The UK government has published its promised Internet Safety Strategy green paper, launching a consultation process which will run through to early December and proposing a combination of codes of practice and 'technological solutions'.
Earlier this month Karen Bradley, Secretary of State for Digital, Culture, Media, and Sport (DMCS) pledged to make Britain 'the safest place in the world to go online'. 'As a government we also have a duty to protect children and vulnerable people from the less-family friendly corners of the internet,' Bradley told attendees at the Conservative Party Conference in Manchester. 'We have all heard about the dangers of cyber-bulling, Twitter abuse and trolling on the internet. These are problems that Conservatives are tackling head on.'
At the time, Bradley promised that a green paper on the government's Internet Safety Strategy would be published in due course - and published it has been. As outlined by Bradley during the initial proposal, the 62-page document covers a range of potential changes to policy and law aimed at curbing online abuse and centred around three key principles: What is unacceptable offline should be unacceptable online; all users should be empowered to manage online risks and stay safe; technology companies have a responsibility to their users.

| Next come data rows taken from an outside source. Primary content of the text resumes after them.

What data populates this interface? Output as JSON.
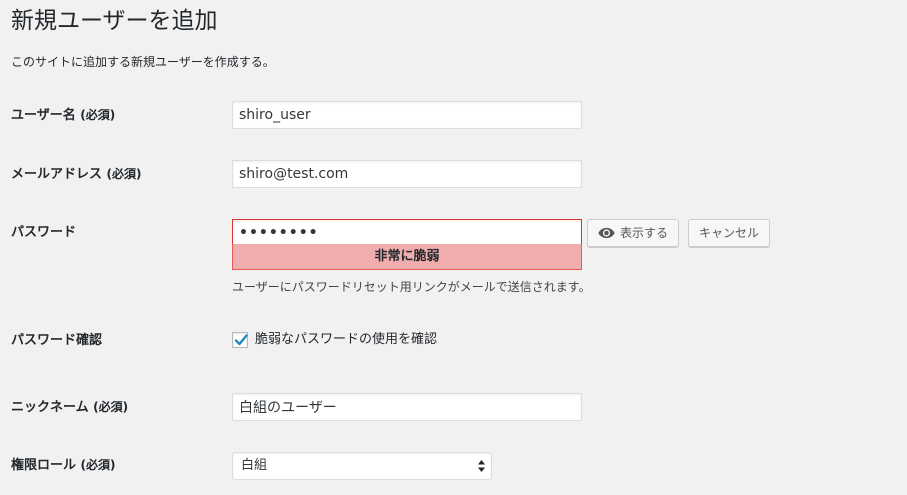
{
  "page": {
    "title": "新規ユーザーを追加",
    "description": "このサイトに追加する新規ユーザーを作成する。"
  },
  "form": {
    "username": {
      "label": "ユーザー名",
      "required": "(必須)",
      "value": "shiro_user"
    },
    "email": {
      "label": "メールアドレス",
      "required": "(必須)",
      "value": "shiro@test.com"
    },
    "password": {
      "label": "パスワード",
      "value": "••••••••",
      "show_button": "表示する",
      "cancel_button": "キャンセル",
      "strength": "非常に脆弱",
      "description": "ユーザーにパスワードリセット用リンクがメールで送信されます。"
    },
    "password_confirm": {
      "label": "パスワード確認",
      "checkbox_label": "脆弱なパスワードの使用を確認",
      "checked": true
    },
    "nickname": {
      "label": "ニックネーム",
      "required": "(必須)",
      "value": "白組のユーザー"
    },
    "role": {
      "label": "権限ロール",
      "required": "(必須)",
      "selected": "白組"
    }
  },
  "colors": {
    "background": "#f1f1f1",
    "strength_bad_bg": "#f1adad",
    "strength_bad_border": "#e35b5b",
    "checkbox_check": "#1e8cbe"
  },
  "icons": {
    "show_password": "eye-icon",
    "checkbox": "checkmark-icon",
    "select": "select-arrows-icon"
  }
}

'This green paper takes forward a range of manifesto commitments including our promise to educate today’s young people in the harms of the Internet and how best to combat them; introduce an industry-wide levy which could in the future be underpinned with legislation; and protect the vulnerable and give people confidence to use the Internet without fear through initiatives like a code of practice for social media companies,' explains Bradley in the paper's foreword. 'The question and challenge of our age is how to reduce the risks posed by the Internet, while embracing its opportunities. This green paper sets out our objectives on online safety and we will work together with a wide range of interested parties to achieve these. In developing this work we will work closely with government departments, charities, academics and the tech community to take the action needed to make online communities safer and empower users to manage risks and stay safe online.'
Proposals featured in the document include the introduction of a levy - not a tax, it claims - on social media companies to fund anti-abuse projects, expanding the UK Council for Child Internet Safety to cover over-18s as well as under-18s and renaming it the UK Council for Internet Safety, the introduction of a social media code of practice, programmes to improve 'digital literacy', and the introduction of a national police hub specifically targeting online hate crime.
The consultancy process runs through to December 7th, with responses welcomed through the official website.